(Records from a collection)
====================

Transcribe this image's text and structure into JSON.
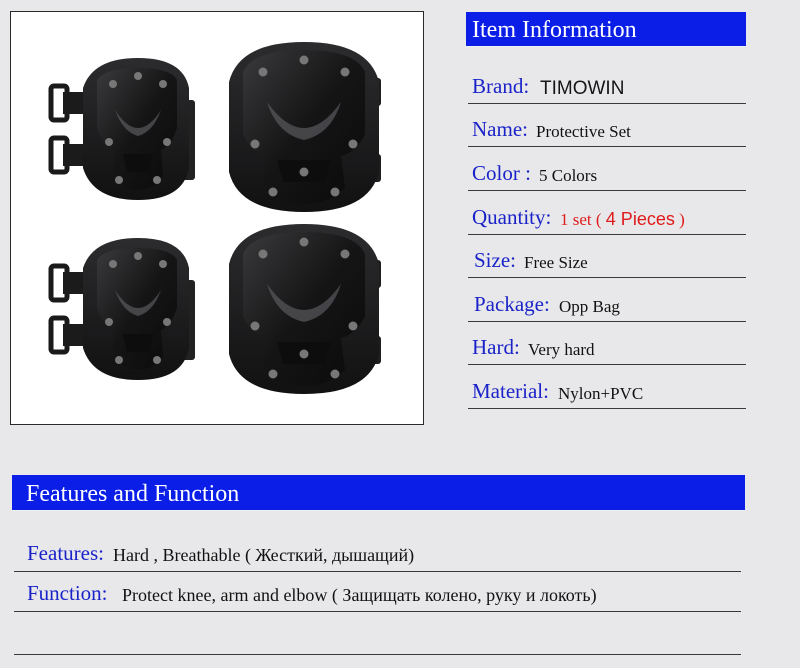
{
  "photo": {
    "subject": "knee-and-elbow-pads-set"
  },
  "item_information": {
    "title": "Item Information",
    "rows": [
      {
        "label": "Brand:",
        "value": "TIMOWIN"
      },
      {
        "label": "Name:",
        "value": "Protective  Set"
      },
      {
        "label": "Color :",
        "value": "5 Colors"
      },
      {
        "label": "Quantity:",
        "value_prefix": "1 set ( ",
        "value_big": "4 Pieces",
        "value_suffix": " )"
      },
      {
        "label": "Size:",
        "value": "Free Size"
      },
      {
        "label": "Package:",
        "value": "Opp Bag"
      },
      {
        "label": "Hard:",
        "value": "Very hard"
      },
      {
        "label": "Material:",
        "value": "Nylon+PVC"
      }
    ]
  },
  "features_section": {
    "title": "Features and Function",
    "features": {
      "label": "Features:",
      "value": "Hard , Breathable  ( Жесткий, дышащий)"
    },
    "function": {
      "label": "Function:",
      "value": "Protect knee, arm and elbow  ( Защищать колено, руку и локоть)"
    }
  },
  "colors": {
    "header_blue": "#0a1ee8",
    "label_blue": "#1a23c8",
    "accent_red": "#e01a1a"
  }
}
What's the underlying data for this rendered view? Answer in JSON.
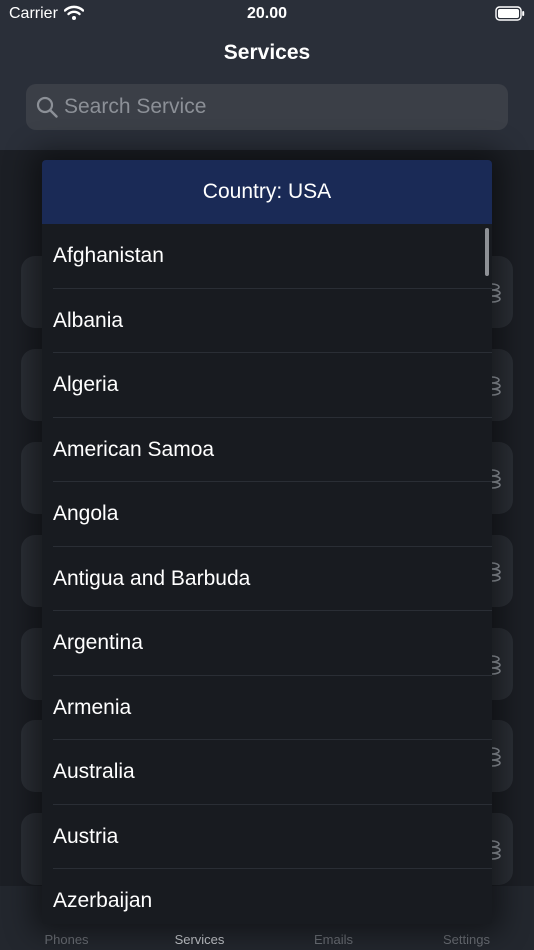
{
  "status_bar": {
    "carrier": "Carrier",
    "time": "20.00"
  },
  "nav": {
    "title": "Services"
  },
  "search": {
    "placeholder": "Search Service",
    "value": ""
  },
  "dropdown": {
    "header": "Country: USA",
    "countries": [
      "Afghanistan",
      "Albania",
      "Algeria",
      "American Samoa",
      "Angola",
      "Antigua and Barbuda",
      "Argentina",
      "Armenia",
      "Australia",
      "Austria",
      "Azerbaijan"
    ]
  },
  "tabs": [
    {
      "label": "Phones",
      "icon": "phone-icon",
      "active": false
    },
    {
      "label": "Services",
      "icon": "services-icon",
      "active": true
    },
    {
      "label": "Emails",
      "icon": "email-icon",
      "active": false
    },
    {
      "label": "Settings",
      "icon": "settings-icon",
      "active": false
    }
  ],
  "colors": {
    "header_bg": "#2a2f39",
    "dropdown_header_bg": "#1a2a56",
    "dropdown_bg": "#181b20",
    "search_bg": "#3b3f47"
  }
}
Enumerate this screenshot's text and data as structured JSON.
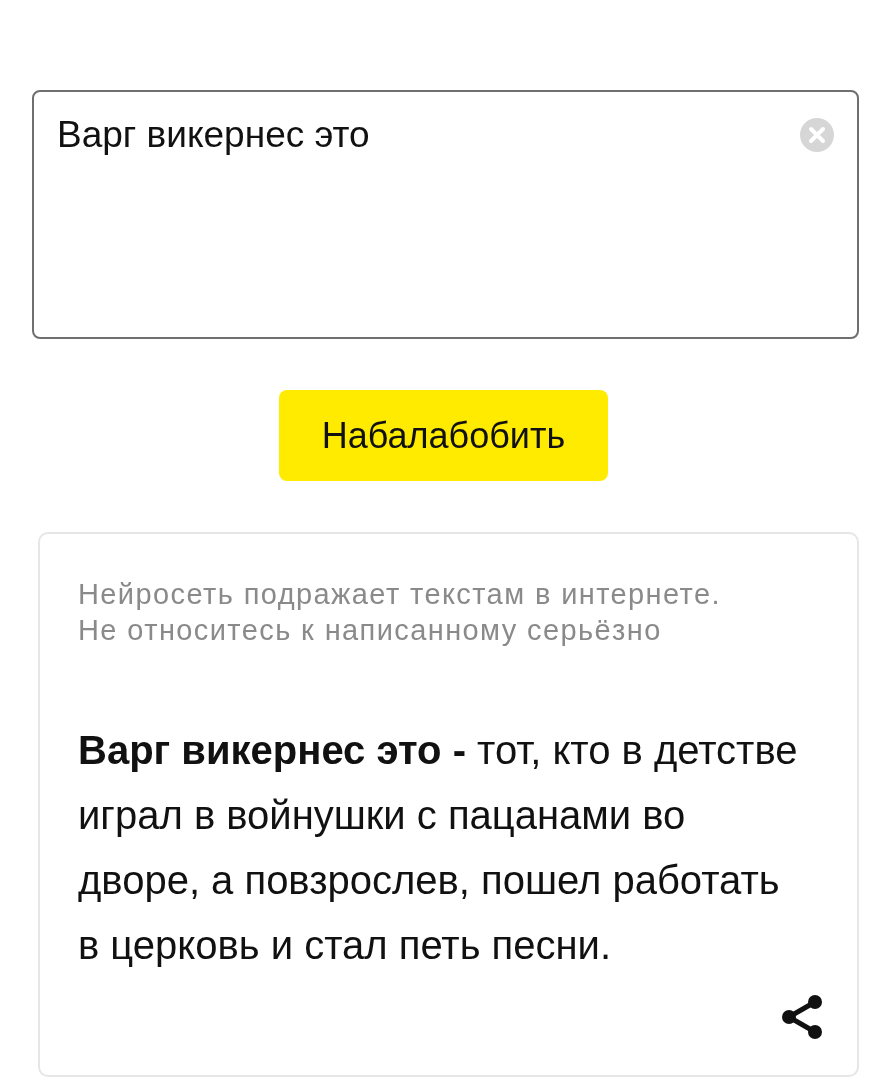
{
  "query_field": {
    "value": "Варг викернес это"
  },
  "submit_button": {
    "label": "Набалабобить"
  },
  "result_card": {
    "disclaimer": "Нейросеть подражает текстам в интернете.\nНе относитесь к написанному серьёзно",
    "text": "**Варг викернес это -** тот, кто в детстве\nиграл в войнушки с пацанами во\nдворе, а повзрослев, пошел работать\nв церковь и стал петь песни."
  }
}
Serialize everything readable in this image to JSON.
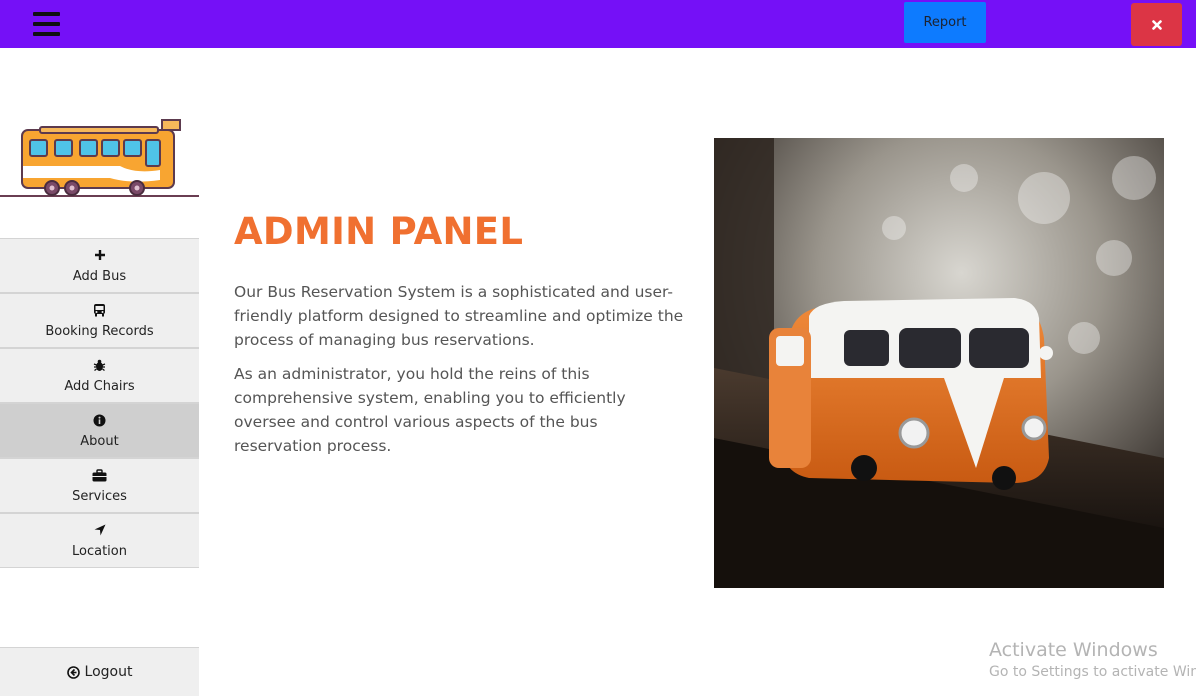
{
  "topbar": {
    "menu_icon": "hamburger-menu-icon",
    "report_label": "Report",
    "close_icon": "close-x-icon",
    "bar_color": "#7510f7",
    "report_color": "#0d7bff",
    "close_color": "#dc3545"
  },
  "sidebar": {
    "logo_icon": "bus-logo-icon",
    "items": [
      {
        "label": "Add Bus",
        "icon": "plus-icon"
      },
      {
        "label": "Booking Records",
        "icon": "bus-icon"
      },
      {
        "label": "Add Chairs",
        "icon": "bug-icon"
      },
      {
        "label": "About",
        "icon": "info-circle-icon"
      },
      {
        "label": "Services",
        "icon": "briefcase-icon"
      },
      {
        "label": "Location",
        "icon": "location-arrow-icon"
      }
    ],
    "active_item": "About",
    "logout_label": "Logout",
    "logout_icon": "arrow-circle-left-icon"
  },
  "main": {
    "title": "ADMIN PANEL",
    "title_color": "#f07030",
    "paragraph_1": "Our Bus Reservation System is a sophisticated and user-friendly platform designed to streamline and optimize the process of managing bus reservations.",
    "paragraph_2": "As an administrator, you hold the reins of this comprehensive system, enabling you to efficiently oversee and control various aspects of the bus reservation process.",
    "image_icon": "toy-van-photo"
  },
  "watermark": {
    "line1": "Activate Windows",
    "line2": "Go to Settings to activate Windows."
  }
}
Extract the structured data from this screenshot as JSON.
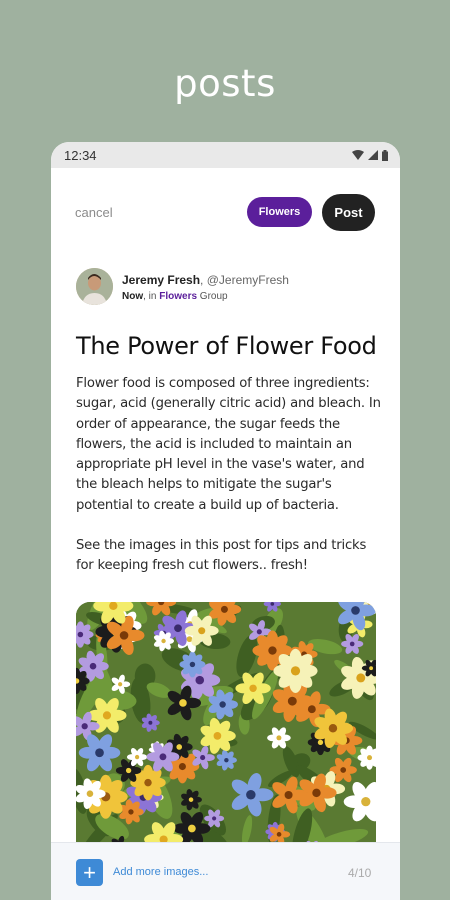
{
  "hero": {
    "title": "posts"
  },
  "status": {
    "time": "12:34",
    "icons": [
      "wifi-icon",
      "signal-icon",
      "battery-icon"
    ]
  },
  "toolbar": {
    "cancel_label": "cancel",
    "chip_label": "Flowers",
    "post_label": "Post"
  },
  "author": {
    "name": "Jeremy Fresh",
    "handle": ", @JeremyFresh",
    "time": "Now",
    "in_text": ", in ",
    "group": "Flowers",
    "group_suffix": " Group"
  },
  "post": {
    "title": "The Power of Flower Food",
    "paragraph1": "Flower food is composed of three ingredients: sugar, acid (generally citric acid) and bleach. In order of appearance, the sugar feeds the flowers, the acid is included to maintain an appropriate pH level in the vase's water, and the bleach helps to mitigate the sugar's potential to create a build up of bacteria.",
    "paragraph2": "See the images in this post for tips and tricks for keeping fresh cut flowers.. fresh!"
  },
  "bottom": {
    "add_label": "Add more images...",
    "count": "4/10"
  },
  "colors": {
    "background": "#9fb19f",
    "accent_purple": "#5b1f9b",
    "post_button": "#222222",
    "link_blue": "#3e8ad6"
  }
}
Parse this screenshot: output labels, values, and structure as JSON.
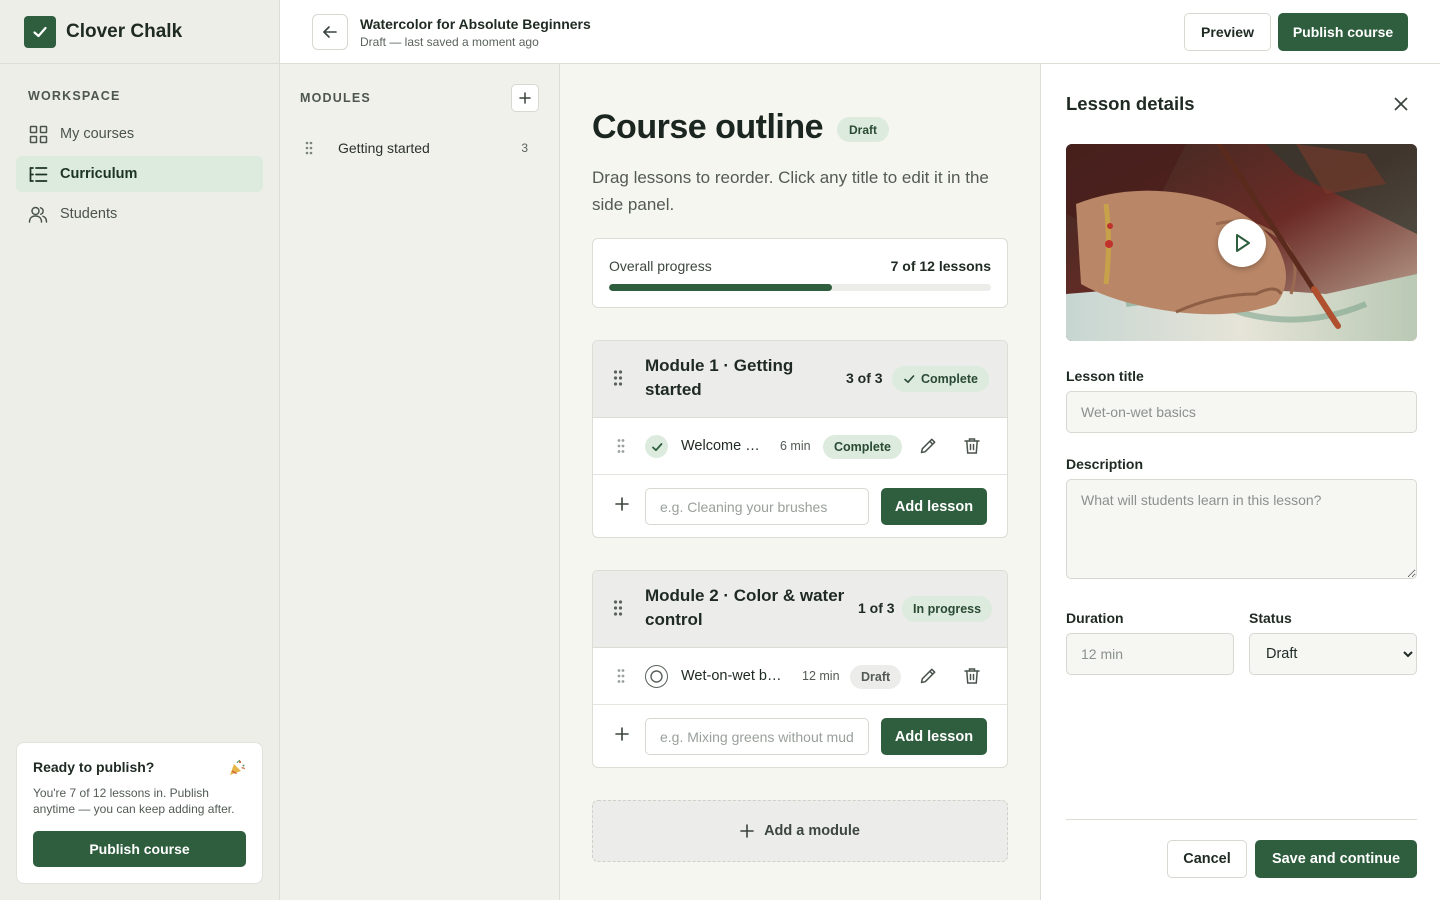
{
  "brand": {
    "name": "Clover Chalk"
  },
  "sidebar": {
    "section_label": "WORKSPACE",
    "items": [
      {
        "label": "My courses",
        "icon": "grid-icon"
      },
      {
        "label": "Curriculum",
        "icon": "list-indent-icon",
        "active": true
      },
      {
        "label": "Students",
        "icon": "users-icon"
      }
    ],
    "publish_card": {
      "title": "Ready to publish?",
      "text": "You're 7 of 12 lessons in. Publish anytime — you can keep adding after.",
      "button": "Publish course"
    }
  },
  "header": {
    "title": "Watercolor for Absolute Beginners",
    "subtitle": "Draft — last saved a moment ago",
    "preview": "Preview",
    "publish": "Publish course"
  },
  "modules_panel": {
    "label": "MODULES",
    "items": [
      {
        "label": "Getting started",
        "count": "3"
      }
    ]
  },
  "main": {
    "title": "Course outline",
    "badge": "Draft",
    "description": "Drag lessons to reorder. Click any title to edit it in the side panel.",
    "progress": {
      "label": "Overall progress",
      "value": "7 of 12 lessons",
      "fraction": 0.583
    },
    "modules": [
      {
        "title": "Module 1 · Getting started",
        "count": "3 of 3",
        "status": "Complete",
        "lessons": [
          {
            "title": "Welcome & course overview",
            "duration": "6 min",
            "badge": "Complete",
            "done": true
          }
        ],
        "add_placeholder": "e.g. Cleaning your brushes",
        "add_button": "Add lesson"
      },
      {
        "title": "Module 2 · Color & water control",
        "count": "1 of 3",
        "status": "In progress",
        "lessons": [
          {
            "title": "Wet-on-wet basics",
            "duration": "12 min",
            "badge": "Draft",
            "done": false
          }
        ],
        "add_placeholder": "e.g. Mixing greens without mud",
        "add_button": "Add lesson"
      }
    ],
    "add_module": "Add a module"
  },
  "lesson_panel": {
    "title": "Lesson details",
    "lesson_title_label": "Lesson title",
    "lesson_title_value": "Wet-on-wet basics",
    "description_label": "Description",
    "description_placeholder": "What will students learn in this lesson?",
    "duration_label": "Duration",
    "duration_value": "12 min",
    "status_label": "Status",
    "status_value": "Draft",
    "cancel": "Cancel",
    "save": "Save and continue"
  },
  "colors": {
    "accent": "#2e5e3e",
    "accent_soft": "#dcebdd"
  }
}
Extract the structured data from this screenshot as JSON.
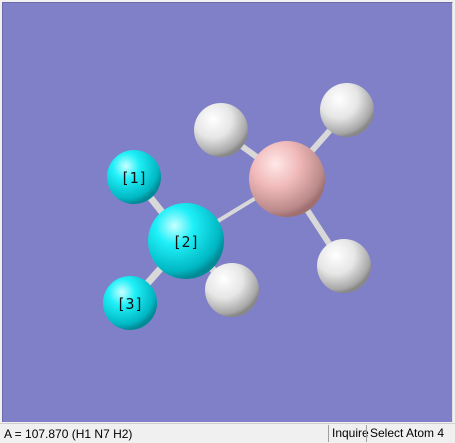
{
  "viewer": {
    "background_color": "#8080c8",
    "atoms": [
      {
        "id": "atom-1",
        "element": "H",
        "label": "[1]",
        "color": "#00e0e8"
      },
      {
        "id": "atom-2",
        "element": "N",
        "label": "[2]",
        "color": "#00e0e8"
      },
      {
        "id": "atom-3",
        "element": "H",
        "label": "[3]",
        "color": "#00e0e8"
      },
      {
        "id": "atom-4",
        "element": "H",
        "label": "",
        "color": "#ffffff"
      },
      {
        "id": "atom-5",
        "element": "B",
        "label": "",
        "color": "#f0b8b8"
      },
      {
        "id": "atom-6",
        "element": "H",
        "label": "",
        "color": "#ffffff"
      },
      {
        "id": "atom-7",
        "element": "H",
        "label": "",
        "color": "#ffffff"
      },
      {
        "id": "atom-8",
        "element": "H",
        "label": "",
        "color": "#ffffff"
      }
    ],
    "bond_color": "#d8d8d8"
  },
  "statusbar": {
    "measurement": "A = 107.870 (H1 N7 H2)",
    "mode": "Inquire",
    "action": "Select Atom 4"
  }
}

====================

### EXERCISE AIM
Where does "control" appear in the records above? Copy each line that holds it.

### YOUR RESPONSE
    "paragraph_2": "As an administrator, you hold the reins of this comprehensive system, enabling you to efficiently oversee and control various aspects of the bus reservation process.",
        "title": "Module 2 · Color & water control",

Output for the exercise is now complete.